As you are likely aware, the Senate voted late last evening for final passage of S. 3217. This sweeping legislation passed by a margin of 59 - 39, on a mostly partisan basis. Both of our Texas Senators voted "Nay", with two Democrats (Cantwell - WA and Feingold - WI) voting against, and four R's (Brown - MA, Grassley - IA, Collins and Snowe from Maine) voting for passage.
There are some positives for community banks, including the Hutchison amendment to change the FDIC assessment base to assets less tangible capital. IBAT worked closely with the Senator on this initiative, and was the only Texas trade association to support this tremendous change for community banking. Other changes recognized the differences in community banks and the giants, and will provide some relief from the crush of regulations that will emanate from this complex piece of legislation.
While the bill is in some ways "less bad" after extensive changes through the amendment process, there is still much work to do as this process moves to some form of Conference Committee. We will be focusing on several issues as this bill moves forward:
- The Consumer Financial Protection Agency/Bureau is still very problematic, and has been so since the outset.

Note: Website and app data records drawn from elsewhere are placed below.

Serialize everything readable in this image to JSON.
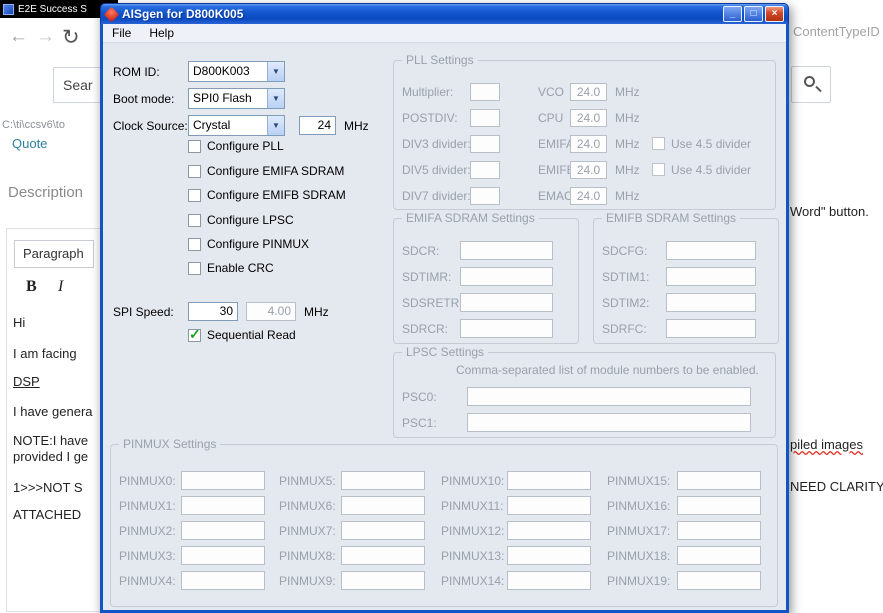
{
  "icons": {
    "dropdown_arrow": "▼",
    "back_arrow": "←",
    "forward_arrow": "→",
    "refresh": "↻",
    "check": "✓",
    "minimize": "_",
    "maximize": "□",
    "close": "×"
  },
  "browser": {
    "taskbar_title": "E2E Success S",
    "content_type_text": "ContentTypeID",
    "search_value": "Sear",
    "path_text": "C:\\ti\\ccsv6\\to",
    "quote_link": "Quote",
    "description_heading": "Description",
    "editor": {
      "paragraph_button": "Paragraph",
      "bold": "B",
      "italic": "I"
    },
    "post_lines": [
      "Hi",
      "I am facing",
      "DSP",
      "I have genera",
      "NOTE:I have",
      "provided I ge",
      "1>>>NOT S",
      "ATTACHED"
    ],
    "right_fragments": {
      "word": "Word\" button.",
      "compiled": "piled images",
      "clarity": "NEED CLARITY)"
    }
  },
  "dialog": {
    "title": "AISgen for D800K005",
    "menu": [
      "File",
      "Help"
    ],
    "general": {
      "rom_id_label": "ROM ID:",
      "rom_id_value": "D800K003",
      "boot_mode_label": "Boot mode:",
      "boot_mode_value": "SPI0 Flash",
      "clock_source_label": "Clock Source:",
      "clock_source_value": "Crystal",
      "clock_mhz_value": "24",
      "mhz_unit": "MHz",
      "checkboxes": [
        {
          "label": "Configure PLL",
          "checked": false
        },
        {
          "label": "Configure EMIFA SDRAM",
          "checked": false
        },
        {
          "label": "Configure EMIFB SDRAM",
          "checked": false
        },
        {
          "label": "Configure LPSC",
          "checked": false
        },
        {
          "label": "Configure PINMUX",
          "checked": false
        },
        {
          "label": "Enable CRC",
          "checked": false
        }
      ],
      "spi_speed_label": "SPI Speed:",
      "spi_speed_value": "30",
      "spi_actual_value": "4.00",
      "sequential_read": {
        "label": "Sequential Read",
        "checked": true
      }
    },
    "pll": {
      "title": "PLL Settings",
      "mhz_unit": "MHz",
      "divider_label": "Use 4.5 divider",
      "rows": [
        {
          "label": "Multiplier:",
          "value": "",
          "out_label": "VCO",
          "out_value": "24.0",
          "has_divider": false
        },
        {
          "label": "POSTDIV:",
          "value": "",
          "out_label": "CPU",
          "out_value": "24.0",
          "has_divider": false
        },
        {
          "label": "DIV3 divider:",
          "value": "",
          "out_label": "EMIFA",
          "out_value": "24.0",
          "has_divider": true
        },
        {
          "label": "DIV5 divider:",
          "value": "",
          "out_label": "EMIFB",
          "out_value": "24.0",
          "has_divider": true
        },
        {
          "label": "DIV7 divider:",
          "value": "",
          "out_label": "EMAC",
          "out_value": "24.0",
          "has_divider": false
        }
      ]
    },
    "emifa": {
      "title": "EMIFA SDRAM Settings",
      "fields": [
        {
          "label": "SDCR:",
          "value": ""
        },
        {
          "label": "SDTIMR:",
          "value": ""
        },
        {
          "label": "SDSRETR:",
          "value": ""
        },
        {
          "label": "SDRCR:",
          "value": ""
        }
      ]
    },
    "emifb": {
      "title": "EMIFB SDRAM Settings",
      "fields": [
        {
          "label": "SDCFG:",
          "value": ""
        },
        {
          "label": "SDTIM1:",
          "value": ""
        },
        {
          "label": "SDTIM2:",
          "value": ""
        },
        {
          "label": "SDRFC:",
          "value": ""
        }
      ]
    },
    "lpsc": {
      "title": "LPSC Settings",
      "hint": "Comma-separated list of module numbers to be enabled.",
      "fields": [
        {
          "label": "PSC0:",
          "value": ""
        },
        {
          "label": "PSC1:",
          "value": ""
        }
      ]
    },
    "pinmux": {
      "title": "PINMUX Settings",
      "fields": [
        "PINMUX0:",
        "PINMUX1:",
        "PINMUX2:",
        "PINMUX3:",
        "PINMUX4:",
        "PINMUX5:",
        "PINMUX6:",
        "PINMUX7:",
        "PINMUX8:",
        "PINMUX9:",
        "PINMUX10:",
        "PINMUX11:",
        "PINMUX12:",
        "PINMUX13:",
        "PINMUX14:",
        "PINMUX15:",
        "PINMUX16:",
        "PINMUX17:",
        "PINMUX18:",
        "PINMUX19:"
      ]
    }
  }
}
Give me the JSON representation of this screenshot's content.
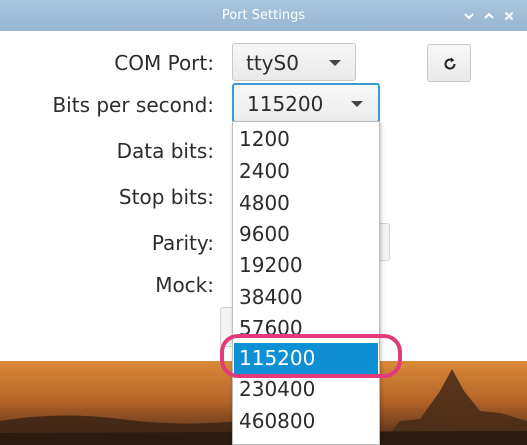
{
  "window": {
    "title": "Port Settings",
    "controls": [
      "minimize",
      "maximize",
      "close"
    ]
  },
  "form": {
    "com_port": {
      "label": "COM Port:",
      "value": "ttyS0"
    },
    "bits_per_second": {
      "label": "Bits per second:",
      "value": "115200"
    },
    "data_bits": {
      "label": "Data bits:"
    },
    "stop_bits": {
      "label": "Stop bits:"
    },
    "parity": {
      "label": "Parity:"
    },
    "mock": {
      "label": "Mock:"
    },
    "refresh_icon": "refresh-icon"
  },
  "dropdown": {
    "options": [
      "1200",
      "2400",
      "4800",
      "9600",
      "19200",
      "38400",
      "57600",
      "115200",
      "230400",
      "460800"
    ],
    "selected": "115200"
  },
  "colors": {
    "title_bar": "#9fbdd8",
    "selection": "#0f8fd4",
    "focus_border": "#3a9bd6",
    "annotation": "#e23a7a"
  }
}
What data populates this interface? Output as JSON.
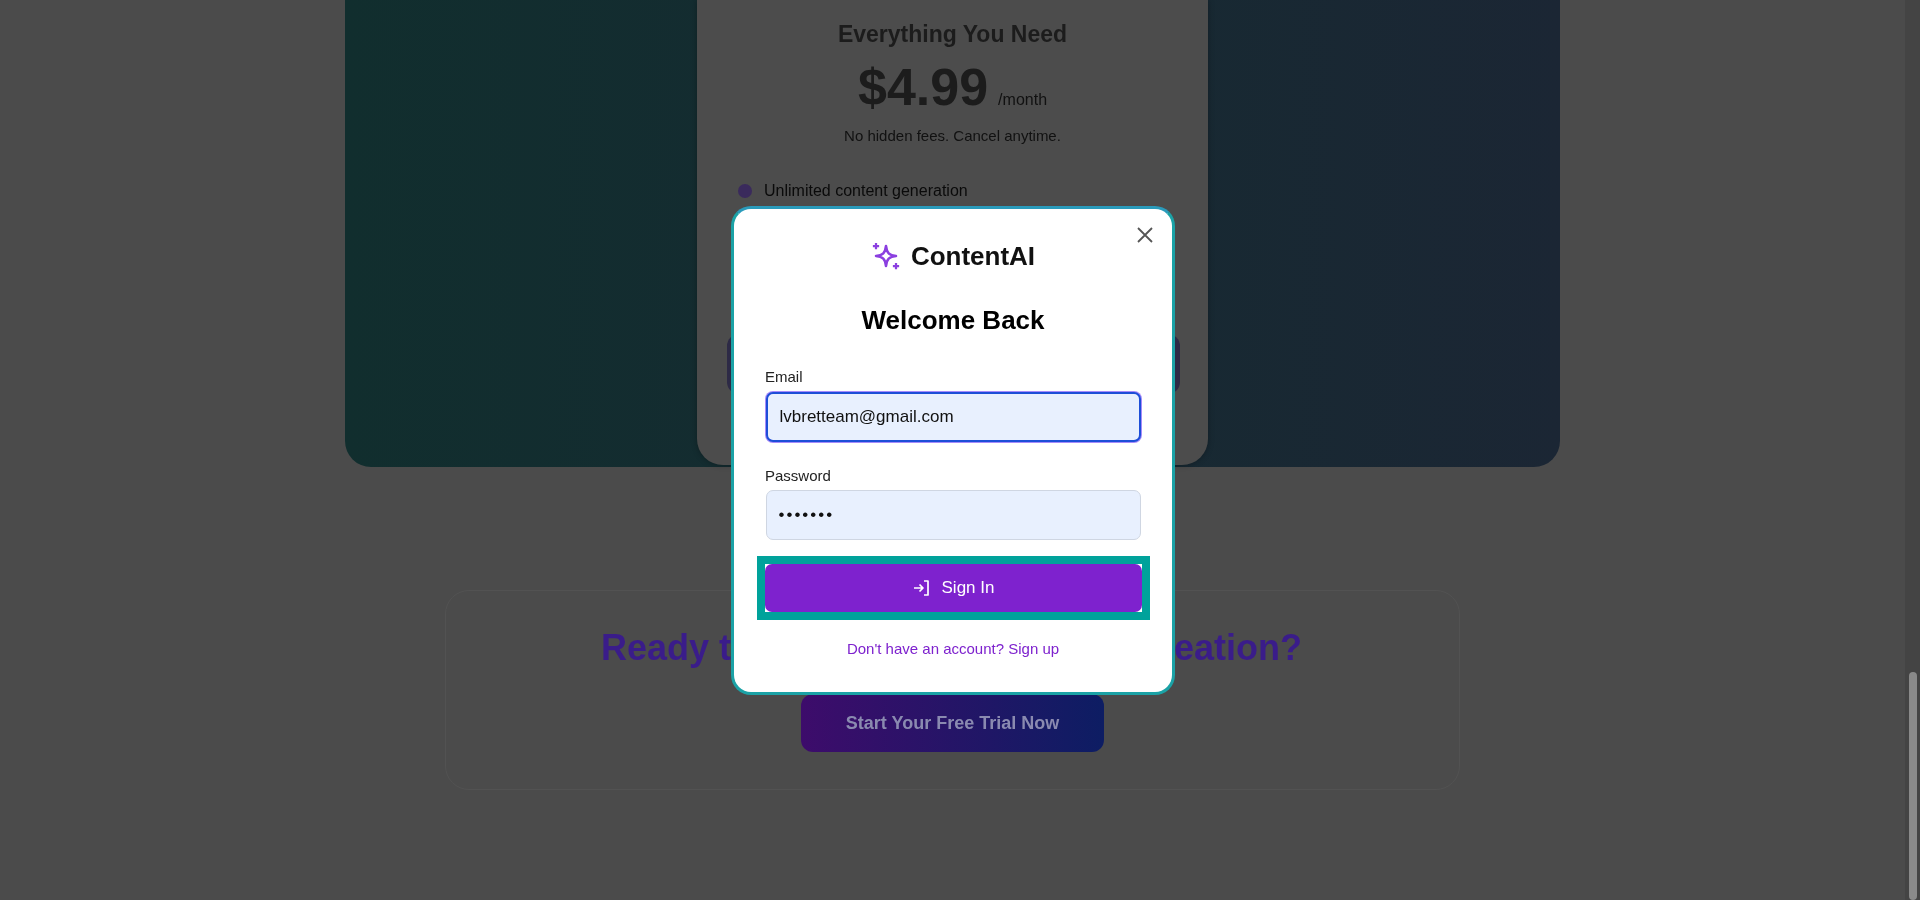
{
  "background": {
    "pricing_card": {
      "title": "Everything You Need",
      "price": "$4.99",
      "period": "/month",
      "note": "No hidden fees. Cancel anytime.",
      "features": [
        "Unlimited content generation"
      ]
    },
    "cta": {
      "heading_left": "Ready t",
      "heading_right": "eation?",
      "button": "Start Your Free Trial Now"
    }
  },
  "modal": {
    "brand": "ContentAI",
    "title": "Welcome Back",
    "fields": [
      {
        "label": "Email",
        "value": "lvbretteam@gmail.com",
        "kind": "text",
        "focused": true
      },
      {
        "label": "Password",
        "value": "•••••••",
        "kind": "password",
        "focused": false
      }
    ],
    "submit": {
      "label": "Sign In",
      "highlighted": true
    },
    "footer_link": "Don't have an account? Sign up"
  }
}
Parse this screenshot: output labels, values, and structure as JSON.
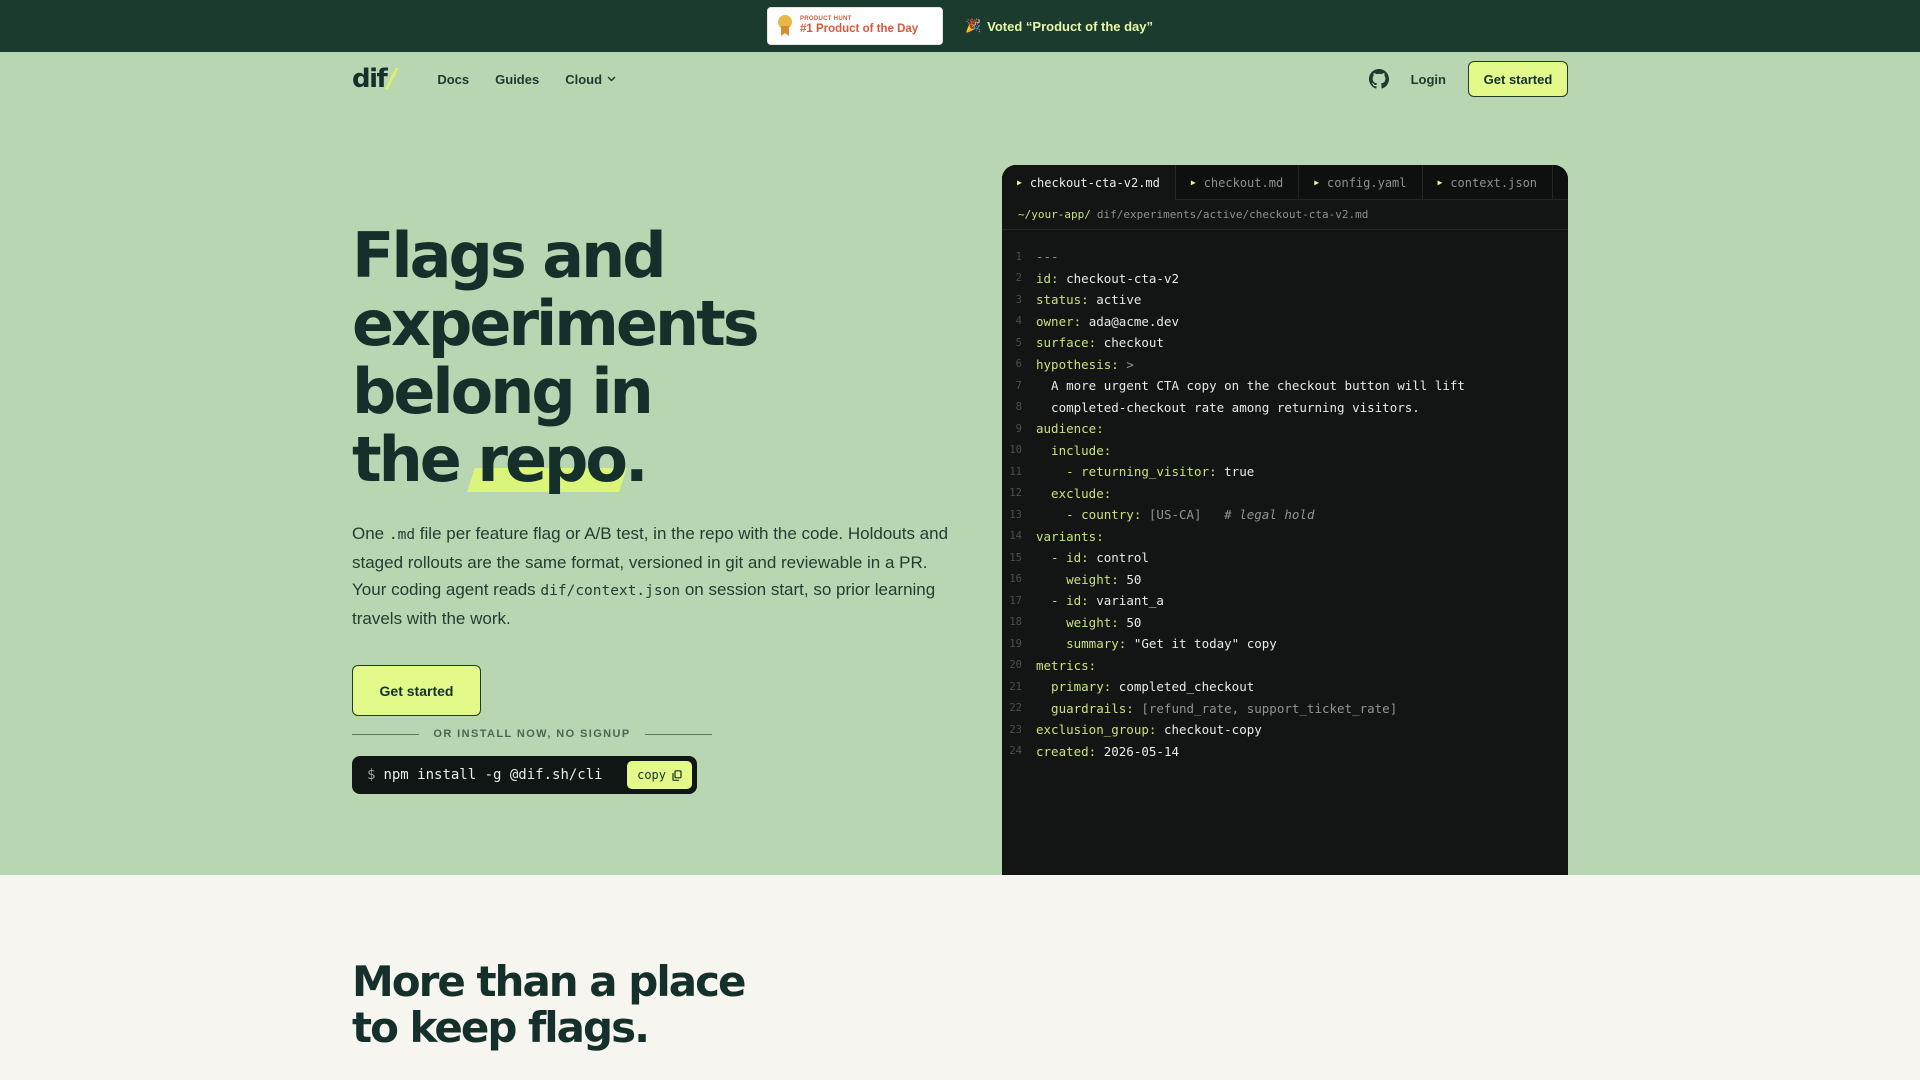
{
  "banner": {
    "badge_small": "PRODUCT HUNT",
    "badge_big": "#1 Product of the Day",
    "voted_emoji": "🎉",
    "voted_text": "Voted “Product of the day”"
  },
  "nav": {
    "logo": "dif",
    "links": [
      "Docs",
      "Guides",
      "Cloud"
    ],
    "login": "Login",
    "cta": "Get started"
  },
  "hero": {
    "title_lines": [
      "Flags and",
      "experiments",
      "belong in",
      "the "
    ],
    "title_highlight": "repo",
    "title_end": ".",
    "desc_1": "One ",
    "desc_code_1": ".md",
    "desc_2": " file per feature flag or A/B test, in the repo with the code. Holdouts and staged rollouts are the same format, versioned in git and reviewable in a PR. Your coding agent reads ",
    "desc_code_2": "dif/context.json",
    "desc_3": " on session start, so prior learning travels with the work.",
    "cta": "Get started",
    "or_label": "OR INSTALL NOW, NO SIGNUP",
    "install_prompt": "$",
    "install_cmd": "npm install -g @dif.sh/cli",
    "copy_label": "copy"
  },
  "editor": {
    "tabs": [
      "checkout-cta-v2.md",
      "checkout.md",
      "config.yaml",
      "context.json"
    ],
    "path_base": "~/your-app/",
    "path_rest": "dif/experiments/active/checkout-cta-v2.md",
    "lines": [
      {
        "n": "1",
        "parts": [
          [
            "m",
            "---"
          ]
        ]
      },
      {
        "n": "2",
        "parts": [
          [
            "k",
            "id: "
          ],
          [
            "t",
            "checkout-cta-v2"
          ]
        ]
      },
      {
        "n": "3",
        "parts": [
          [
            "k",
            "status: "
          ],
          [
            "t",
            "active"
          ]
        ]
      },
      {
        "n": "4",
        "parts": [
          [
            "k",
            "owner: "
          ],
          [
            "t",
            "ada@acme.dev"
          ]
        ]
      },
      {
        "n": "5",
        "parts": [
          [
            "k",
            "surface: "
          ],
          [
            "t",
            "checkout"
          ]
        ]
      },
      {
        "n": "6",
        "parts": [
          [
            "k",
            "hypothesis: "
          ],
          [
            "m",
            ">"
          ]
        ]
      },
      {
        "n": "7",
        "parts": [
          [
            "t",
            "  A more urgent CTA copy on the checkout button will lift"
          ]
        ]
      },
      {
        "n": "8",
        "parts": [
          [
            "t",
            "  completed-checkout rate among returning visitors."
          ]
        ]
      },
      {
        "n": "9",
        "parts": [
          [
            "k",
            "audience:"
          ]
        ]
      },
      {
        "n": "10",
        "parts": [
          [
            "k",
            "  include:"
          ]
        ]
      },
      {
        "n": "11",
        "parts": [
          [
            "k",
            "    - returning_visitor: "
          ],
          [
            "t",
            "true"
          ]
        ]
      },
      {
        "n": "12",
        "parts": [
          [
            "k",
            "  exclude:"
          ]
        ]
      },
      {
        "n": "13",
        "parts": [
          [
            "k",
            "    - country: "
          ],
          [
            "m",
            "[US-CA]"
          ],
          [
            "t",
            "   "
          ],
          [
            "c",
            "# legal hold"
          ]
        ]
      },
      {
        "n": "14",
        "parts": [
          [
            "k",
            "variants:"
          ]
        ]
      },
      {
        "n": "15",
        "parts": [
          [
            "k",
            "  - id: "
          ],
          [
            "t",
            "control"
          ]
        ]
      },
      {
        "n": "16",
        "parts": [
          [
            "k",
            "    weight: "
          ],
          [
            "t",
            "50"
          ]
        ]
      },
      {
        "n": "17",
        "parts": [
          [
            "k",
            "  - id: "
          ],
          [
            "t",
            "variant_a"
          ]
        ]
      },
      {
        "n": "18",
        "parts": [
          [
            "k",
            "    weight: "
          ],
          [
            "t",
            "50"
          ]
        ]
      },
      {
        "n": "19",
        "parts": [
          [
            "k",
            "    summary: "
          ],
          [
            "t",
            "\"Get it today\" copy"
          ]
        ]
      },
      {
        "n": "20",
        "parts": [
          [
            "k",
            "metrics:"
          ]
        ]
      },
      {
        "n": "21",
        "parts": [
          [
            "k",
            "  primary: "
          ],
          [
            "t",
            "completed_checkout"
          ]
        ]
      },
      {
        "n": "22",
        "parts": [
          [
            "k",
            "  guardrails: "
          ],
          [
            "m",
            "[refund_rate, support_ticket_rate]"
          ]
        ]
      },
      {
        "n": "23",
        "parts": [
          [
            "k",
            "exclusion_group: "
          ],
          [
            "t",
            "checkout-copy"
          ]
        ]
      },
      {
        "n": "24",
        "parts": [
          [
            "k",
            "created: "
          ],
          [
            "t",
            "2026-05-14"
          ]
        ]
      }
    ]
  },
  "lower": {
    "title_lines": [
      "More than a place",
      "to keep flags."
    ]
  },
  "colors": {
    "banner_bg": "#1b3b2f",
    "page_bg": "#b9d6b2",
    "accent": "#e3fa8b",
    "editor_bg": "#121514"
  }
}
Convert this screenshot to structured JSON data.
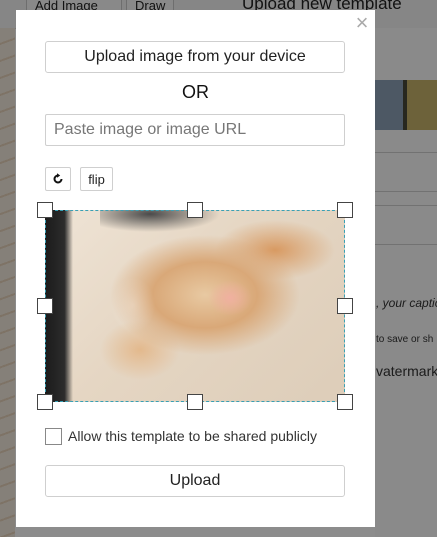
{
  "background": {
    "toolbar_buttons": [
      "Add Image",
      "Draw"
    ],
    "panel_title": "Upload new template",
    "side_texts": [
      ", your captio",
      "to save or sh",
      "vatermark"
    ]
  },
  "modal": {
    "close_label": "×",
    "upload_device_label": "Upload image from your device",
    "or_label": "OR",
    "url_input": {
      "placeholder": "Paste image or image URL",
      "value": ""
    },
    "rotate_icon": "rotate-icon",
    "flip_label": "flip",
    "crop_image": "cat-photo",
    "share_checkbox": {
      "label": "Allow this template to be shared publicly",
      "checked": false
    },
    "upload_label": "Upload"
  }
}
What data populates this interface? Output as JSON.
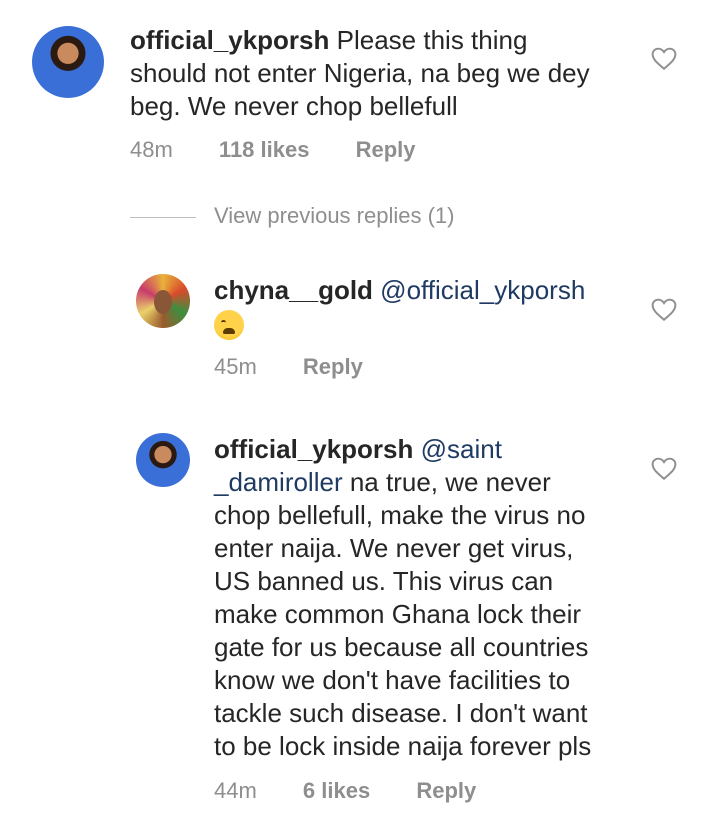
{
  "comments": [
    {
      "username": "official_ykporsh",
      "mention": "",
      "text_lines": [
        "Please this thing",
        "should not enter Nigeria, na beg we dey",
        "beg. We never chop bellefull"
      ],
      "time": "48m",
      "likes": "118 likes",
      "reply": "Reply"
    },
    {
      "username": "chyna__gold",
      "mention": "@official_ykporsh",
      "emoji": "weary-face",
      "time": "45m",
      "reply": "Reply"
    },
    {
      "username": "official_ykporsh",
      "mention_part1": "@saint",
      "mention_part2": "_damiroller",
      "text_lines": [
        " na true, we never",
        "chop bellefull, make the virus no",
        "enter naija. We never get virus,",
        "US banned us. This virus can",
        "make common Ghana lock their",
        "gate for us because all countries",
        "know we don't have facilities to",
        "tackle such disease. I don't want",
        "to be lock inside naija forever pls"
      ],
      "time": "44m",
      "likes": "6 likes",
      "reply": "Reply"
    }
  ],
  "view_previous": "View previous replies (1)",
  "icons": {
    "heart": "heart-outline-icon"
  },
  "colors": {
    "text": "#262626",
    "meta": "#8e8e8e",
    "mention": "#1f3a63"
  }
}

Some form of this new bureaucracy will emerge in the final version, and we will continue to fight for exclusive enforcement authority for the prudential regulators, joint rulemaking and bank regulatory veto power as well as indexing of the $10 B threshold for the exemptions.
- The Durbin interchange amendment is awful, and will have a direct impact on the ability of community banks to remain competitive in the debit/credit card business. This language is not in the House version, and we will be strongly pushing for its exclusion in Conference.
- The Collins amendment was intended to force large banks and bank holding companies to meet the same capital standards as small banking companies on a consolidated basis. Unfortunately, the language creates "unintended consequences" in that trust preferred securities would no longer be considered Tier 1 capital, and favorable treatment of small bank holding companies would go away. Senator Collins has indicated that such was not her intent. The FDIC is a major player in this issue, as they are presently sitting on over $400 million in trust preferred CDOs from failed banks. We have been in contact with senior staff at the FDIC to weigh in, and will continue to work toward a reasonable and workable solution on this troubling provision.
- There are a number of other important issues we will be pushing, including retention of state legal lending limits and SOX Section 404(b) compliance exclusion for smaller companies. Additionally, there will no doubt be additional issues that surface as more eyes examine the language and amendments going forward.
The conferees should be named and a "gameplan" announced early next week, at which time we will have more clarity on the process and the players. We will be asking you to contact your respective members to deliver specific messages to their colleagues on the Conference Committee, or if we're fortunate enough to have Texas representation on that Committee (which we anticipate), direct messaging on key issues will be appropriate.
Thanks to all of you who have contacted your Senators and members of Congress during this long and tedious process, and special thanks to the ICBA for their remarkable efforts to represent community banks. Special thanks also to Senators Hutchison and Cornyn. They have both been highly supportive of community banking issues, and very responsive to our concerns. This is not over yet, and you will have an opportunity to continue to make a difference in the final bill.
Please feel free to contact Chris Williston (firstname.lastname@example.org) or Steve Scurlock (email@example.com) if you have any questions or concerns.